Guide Dogs saw its income grow by 8 per cent in the first year of its new strategy, and plans to make significant investments in its operations in order to reach 500,000 people by 2023.
Last spring Guide Dogs launched a five-year strategy, By My Side, which aims to more than double the number of people it reaches from 200,000 to 500,000.
Meanwhile, its annual accounts for the financial year to 31 December 2018 show its income grew to £117m.
It generated a surplus of £10m and said this will be used to invest in modernising its offer and will act as the foundation for the launch of a capital appeal.
Guide Dogs plans to invest across its activities to train more dogs and use new technology to support people with sight loss so that it can meet increased demand.

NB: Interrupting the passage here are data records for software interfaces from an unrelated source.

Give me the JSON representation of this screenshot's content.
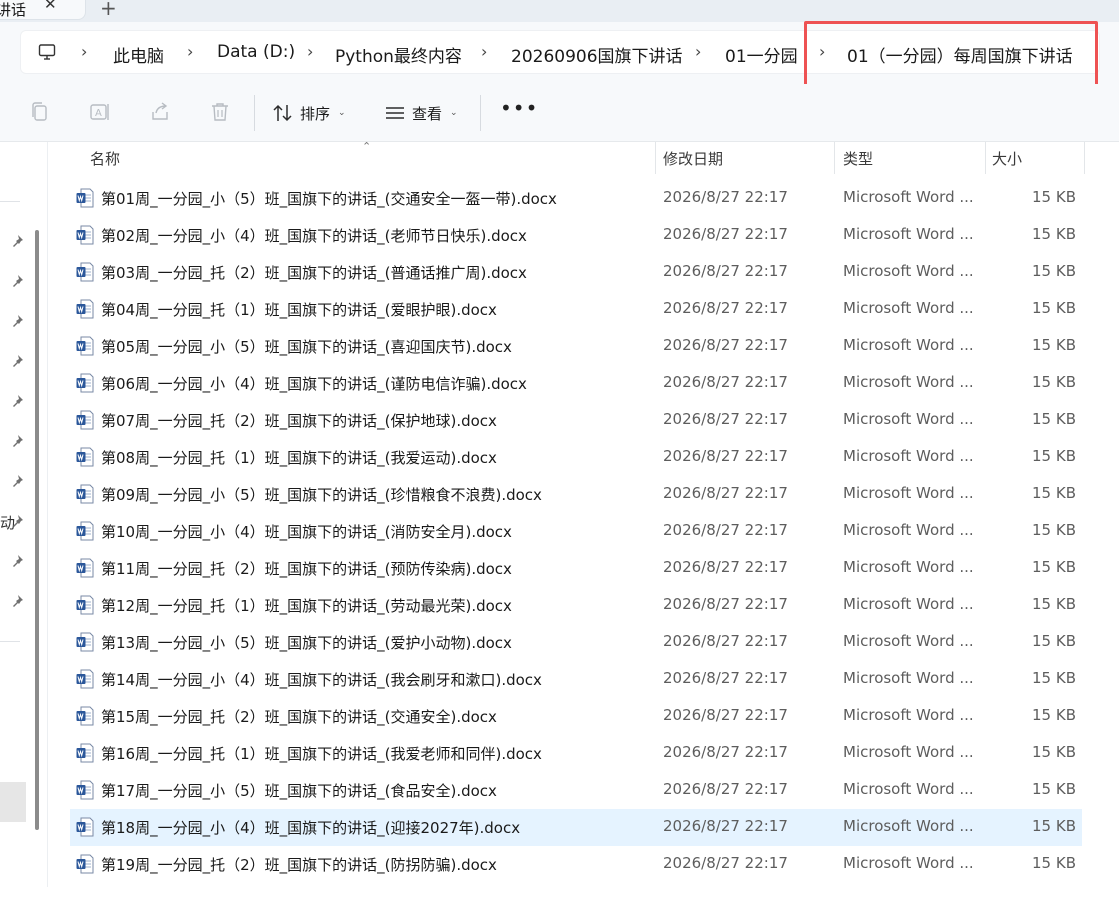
{
  "tab": {
    "title": "讲话",
    "close_glyph": "✕",
    "new_glyph": "+"
  },
  "address": {
    "crumbs": [
      "此电脑",
      "Data (D:)",
      "Python最终内容",
      "20260906国旗下讲话",
      "01一分园",
      "01（一分园）每周国旗下讲话"
    ],
    "separator": "›"
  },
  "toolbar": {
    "sort_label": "排序",
    "view_label": "查看",
    "more_label": "•••",
    "caret": "⌄"
  },
  "nav": {
    "truncated_label": "动"
  },
  "columns": {
    "name": "名称",
    "date": "修改日期",
    "type": "类型",
    "size": "大小",
    "sort_glyph": "⌃"
  },
  "files": [
    {
      "name": "第01周_一分园_小（5）班_国旗下的讲话_(交通安全一盔一带).docx",
      "date": "2026/8/27 22:17",
      "type": "Microsoft Word ...",
      "size": "15 KB"
    },
    {
      "name": "第02周_一分园_小（4）班_国旗下的讲话_(老师节日快乐).docx",
      "date": "2026/8/27 22:17",
      "type": "Microsoft Word ...",
      "size": "15 KB"
    },
    {
      "name": "第03周_一分园_托（2）班_国旗下的讲话_(普通话推广周).docx",
      "date": "2026/8/27 22:17",
      "type": "Microsoft Word ...",
      "size": "15 KB"
    },
    {
      "name": "第04周_一分园_托（1）班_国旗下的讲话_(爱眼护眼).docx",
      "date": "2026/8/27 22:17",
      "type": "Microsoft Word ...",
      "size": "15 KB"
    },
    {
      "name": "第05周_一分园_小（5）班_国旗下的讲话_(喜迎国庆节).docx",
      "date": "2026/8/27 22:17",
      "type": "Microsoft Word ...",
      "size": "15 KB"
    },
    {
      "name": "第06周_一分园_小（4）班_国旗下的讲话_(谨防电信诈骗).docx",
      "date": "2026/8/27 22:17",
      "type": "Microsoft Word ...",
      "size": "15 KB"
    },
    {
      "name": "第07周_一分园_托（2）班_国旗下的讲话_(保护地球).docx",
      "date": "2026/8/27 22:17",
      "type": "Microsoft Word ...",
      "size": "15 KB"
    },
    {
      "name": "第08周_一分园_托（1）班_国旗下的讲话_(我爱运动).docx",
      "date": "2026/8/27 22:17",
      "type": "Microsoft Word ...",
      "size": "15 KB"
    },
    {
      "name": "第09周_一分园_小（5）班_国旗下的讲话_(珍惜粮食不浪费).docx",
      "date": "2026/8/27 22:17",
      "type": "Microsoft Word ...",
      "size": "15 KB"
    },
    {
      "name": "第10周_一分园_小（4）班_国旗下的讲话_(消防安全月).docx",
      "date": "2026/8/27 22:17",
      "type": "Microsoft Word ...",
      "size": "15 KB"
    },
    {
      "name": "第11周_一分园_托（2）班_国旗下的讲话_(预防传染病).docx",
      "date": "2026/8/27 22:17",
      "type": "Microsoft Word ...",
      "size": "15 KB"
    },
    {
      "name": "第12周_一分园_托（1）班_国旗下的讲话_(劳动最光荣).docx",
      "date": "2026/8/27 22:17",
      "type": "Microsoft Word ...",
      "size": "15 KB"
    },
    {
      "name": "第13周_一分园_小（5）班_国旗下的讲话_(爱护小动物).docx",
      "date": "2026/8/27 22:17",
      "type": "Microsoft Word ...",
      "size": "15 KB"
    },
    {
      "name": "第14周_一分园_小（4）班_国旗下的讲话_(我会刷牙和漱口).docx",
      "date": "2026/8/27 22:17",
      "type": "Microsoft Word ...",
      "size": "15 KB"
    },
    {
      "name": "第15周_一分园_托（2）班_国旗下的讲话_(交通安全).docx",
      "date": "2026/8/27 22:17",
      "type": "Microsoft Word ...",
      "size": "15 KB"
    },
    {
      "name": "第16周_一分园_托（1）班_国旗下的讲话_(我爱老师和同伴).docx",
      "date": "2026/8/27 22:17",
      "type": "Microsoft Word ...",
      "size": "15 KB"
    },
    {
      "name": "第17周_一分园_小（5）班_国旗下的讲话_(食品安全).docx",
      "date": "2026/8/27 22:17",
      "type": "Microsoft Word ...",
      "size": "15 KB"
    },
    {
      "name": "第18周_一分园_小（4）班_国旗下的讲话_(迎接2027年).docx",
      "date": "2026/8/27 22:17",
      "type": "Microsoft Word ...",
      "size": "15 KB",
      "selected": true
    },
    {
      "name": "第19周_一分园_托（2）班_国旗下的讲话_(防拐防骗).docx",
      "date": "2026/8/27 22:17",
      "type": "Microsoft Word ...",
      "size": "15 KB"
    }
  ],
  "colors": {
    "accent_highlight": "#ee5253",
    "selected_row": "#e5f3ff",
    "word_blue": "#2b579a"
  },
  "icons": [
    "computer-icon",
    "copy-icon",
    "rename-icon",
    "share-icon",
    "delete-icon",
    "sort-icon",
    "view-icon",
    "pin-icon",
    "word-doc-icon"
  ]
}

It is also moving to a new operating model that will see it operate eight regional centres supported by 15 community teams, instead of four guide dog training schools with 20 mobility teams.
So far it has acquired a site in Bristol and is looking for a site in North East England. The charity also plans to redevelop existing properties to increase capacity.
Most of Guide Dogs’ income comes from fundraising activity, which rose by £9m to £114m last year.
Some £47m came from legacy income, another £47m from individual donors and £4m from corporate and trust donors.
In the foreword to the accounts, James Hambro, chair, said: “The challenge is immense for Guide Dogs as we see increasing demand for the breadth of specialist services we provide, exacerbated by a continuing strain on public expenditure in providing sufficient support to allow those diagnosed with sight loss to live full lives.
“Our ambitious new five-year strategy, By My Side, documents our plans of how we intend to meet this increased demand, by expanding our service provision to reach and support many more of our beneficiaries over the years to come.”